Tokyo (dpa) - World finance ministers said on Saturday that global
economic growth had slowed and called for more effective measures to
"Global growth has decelerated and substantial uncertainties and downside risks remain," they said on the final day of the annual meetings of the International Monetary Fund and World Bank in Tokyo.
"We need to act decisively to break negative feedback loops and restore the global economy to a path of strong, sustainable and balanced growth," the IMF's steering committee said.
"We are in a better position today regarding policy footing than 6 months ago," said committee chair Tharman Shanmugaratnam, who is also Singapore's deputy prime minister and finance minister.
"We are getting growth restarted and achieving fiscal consolidation, especially in advanced economies," he said.
The committee also said that further steps, including a banking union, were needed to bring the eurozone banking crisis under control.
"In the euro area, significant progress has been made," the committee said. "But further steps are necessary.

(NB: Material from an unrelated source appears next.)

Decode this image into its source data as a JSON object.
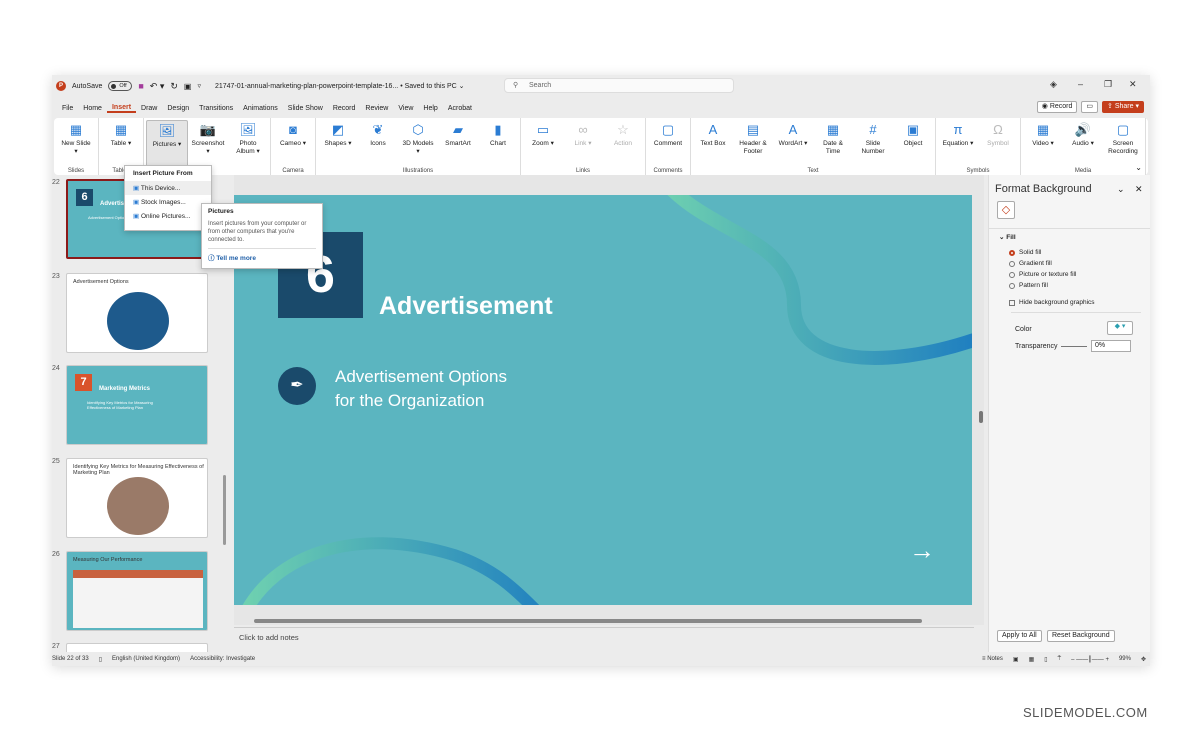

We look forward to timely implementation of an effective banking and a stronger fiscal union to strengthen the monetary union's resilience, and structural reforms to boost growth and employment at the national level."

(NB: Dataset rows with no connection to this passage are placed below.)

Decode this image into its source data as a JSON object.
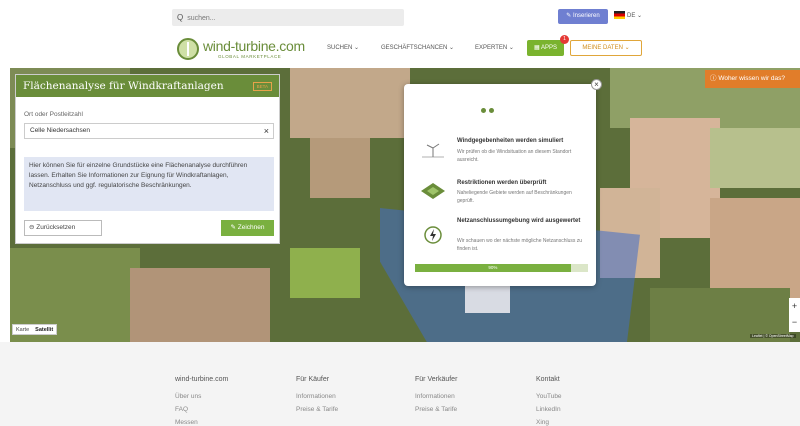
{
  "topbar": {
    "search_placeholder": "suchen...",
    "insert_label": "Inserieren",
    "lang_label": "DE"
  },
  "header": {
    "logo_title": "wind-turbine.com",
    "logo_subtitle": "GLOBAL MARKETPLACE",
    "nav": [
      "SUCHEN",
      "GESCHÄFTSCHANCEN",
      "EXPERTEN"
    ],
    "apps_label": "APPS",
    "apps_badge": "1",
    "mydata_label": "MEINE DATEN"
  },
  "panel": {
    "title": "Flächenanalyse für Windkraftanlagen",
    "badge": "BETA",
    "location_label": "Ort oder Postleitzahl",
    "location_value": "Celle Niedersachsen",
    "info_text": "Hier können Sie für einzelne Grundstücke eine Flächenanalyse durchführen lassen. Erhalten Sie Informationen zur Eignung für Windkraftanlagen, Netzanschluss und ggf. regulatorische Beschränkungen.",
    "reset_label": "Zurücksetzen",
    "draw_label": "Zeichnen"
  },
  "map": {
    "woher_label": "Woher wissen wir das?",
    "type_options": [
      "Karte",
      "Satellit"
    ],
    "selected_type": "Satellit",
    "attribution": "Leaflet | © OpenStreetMap"
  },
  "dialog": {
    "steps": [
      {
        "title": "Windgegebenheiten werden simuliert",
        "text": "Wir prüfen ob die Windsituation an diesem Standort ausreicht.",
        "icon": "wind-turbine-icon"
      },
      {
        "title": "Restriktionen werden überprüft",
        "text": "Naheliegende Gebiete werden auf Beschränkungen geprüft.",
        "icon": "area-map-icon"
      },
      {
        "title": "Netzanschlussumgebung wird ausgewertet",
        "text": "Wir schauen wo der nächste mögliche Netzanschluss zu finden ist.",
        "icon": "power-plug-icon"
      }
    ],
    "progress_percent": 90,
    "progress_label": "90%"
  },
  "footer": {
    "columns": [
      {
        "title": "wind-turbine.com",
        "links": [
          "Über uns",
          "FAQ",
          "Messen"
        ]
      },
      {
        "title": "Für Käufer",
        "links": [
          "Informationen",
          "Preise & Tarife"
        ]
      },
      {
        "title": "Für Verkäufer",
        "links": [
          "Informationen",
          "Preise & Tarife"
        ]
      },
      {
        "title": "Kontakt",
        "links": [
          "YouTube",
          "LinkedIn",
          "Xing"
        ]
      }
    ]
  },
  "colors": {
    "brand_green": "#6a8d3a",
    "accent_orange": "#e17d2a",
    "button_blue": "#6f7fd1"
  }
}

ECB chief Mario Draghi said it could take another year to implement reforms on supervising European Union banks.
"It is very important that we have this institutional step done by January 1," Draghi said. "So we can prepare ourselves to run the supervision and make it operational. But this may well take another year. We think that by January 2014 the new framework will be in place and operational."
He added: "We have to move in time, but you have to do it well."

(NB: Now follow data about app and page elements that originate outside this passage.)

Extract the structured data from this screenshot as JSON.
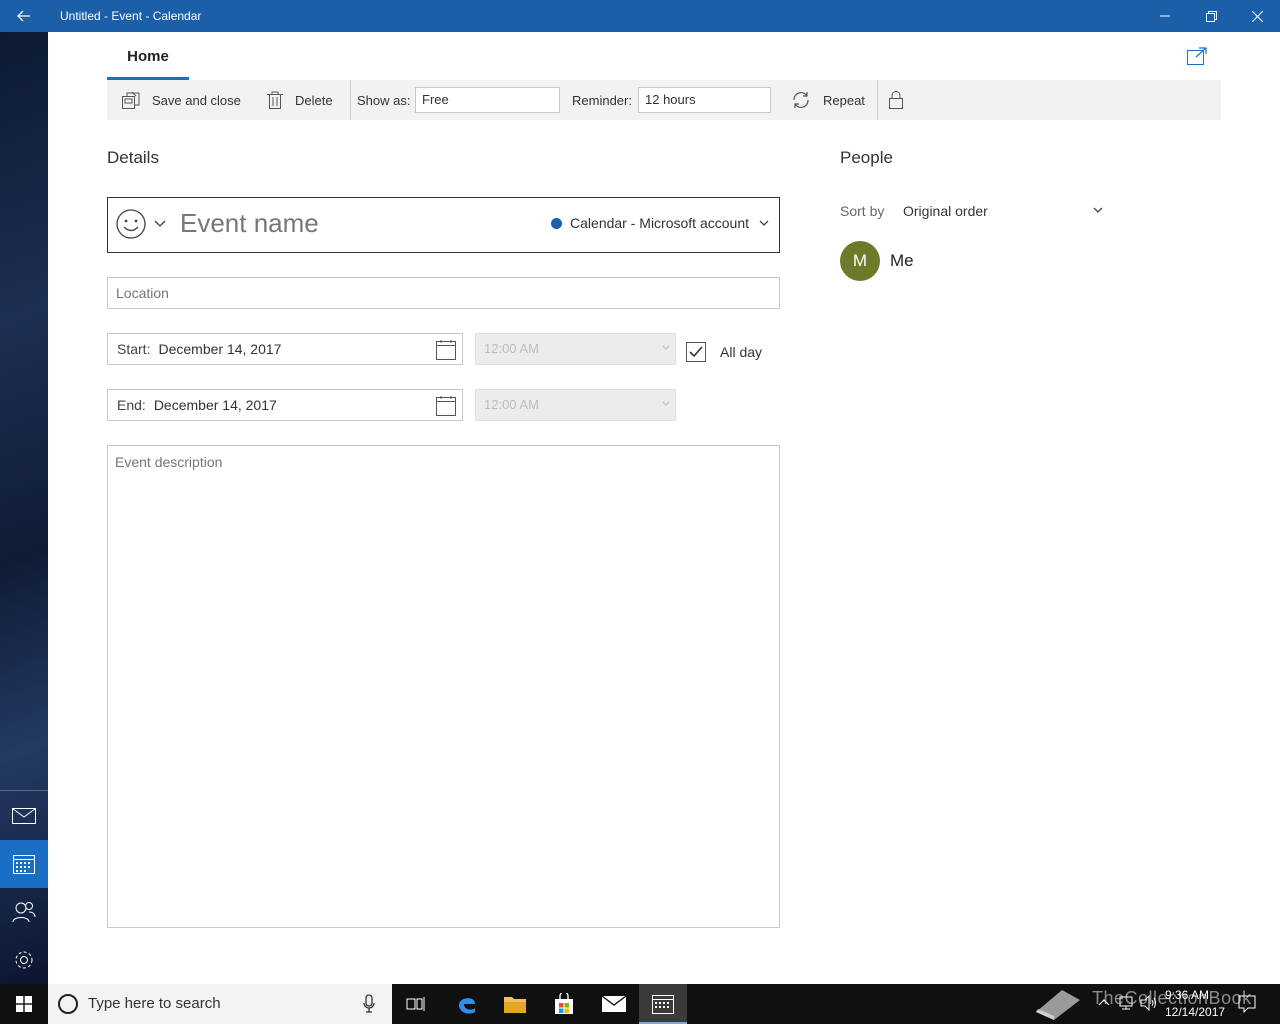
{
  "window": {
    "title": "Untitled - Event - Calendar"
  },
  "tabs": {
    "home": "Home"
  },
  "toolbar": {
    "save_label": "Save and close",
    "delete_label": "Delete",
    "show_as_label": "Show as:",
    "show_as_value": "Free",
    "reminder_label": "Reminder:",
    "reminder_value": "12 hours",
    "repeat_label": "Repeat"
  },
  "details": {
    "title": "Details",
    "event_name_placeholder": "Event name",
    "calendar_value": "Calendar - Microsoft account",
    "calendar_color": "#1a5fa8",
    "location_placeholder": "Location",
    "start_label": "Start:",
    "start_date": "December 14, 2017",
    "start_time": "12:00 AM",
    "end_label": "End:",
    "end_date": "December 14, 2017",
    "end_time": "12:00 AM",
    "all_day_label": "All day",
    "all_day_checked": true,
    "description_placeholder": "Event description"
  },
  "people": {
    "title": "People",
    "sort_label": "Sort by",
    "sort_value": "Original order",
    "attendees": [
      {
        "initial": "M",
        "name": "Me",
        "color": "#6b7b2a"
      }
    ]
  },
  "taskbar": {
    "search_placeholder": "Type here to search",
    "watermark": "TheCollectionBook",
    "clock_time": "9:36 AM",
    "clock_date": "12/14/2017"
  },
  "colors": {
    "titlebar": "#1a5fa8",
    "accent": "#1a6fc4"
  }
}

On Tuesday, the IMF cut its global growth forecast to 3.3 percent for 2012 from a July projection of 3.5 percent and to 3.6 percent for 2013 from 3.9 percent estimated three months ago. It warned that growth would be downgraded further if European and US policymakers fail to stem their economic crises.
Most Popular Stories
- Software Writers Sought in Indiana
- Photo ID Required for Unemployment Benefits
- Ukraine Crisis Limits Losses in Gold, Silver
- Can GOP Dodge Immigration Bullet?
- Tech Firms to Increase Hiring for 4th Year in a Row
- Job Fair for S.C. Grads
- Chiquita, Fyffes to Form Top Banana
- How Past Mistakes Will Drive Ukraine's Future
- Millennials Favor Saving Over Investing: UBS
- Big Earthquake Rumbles Northern California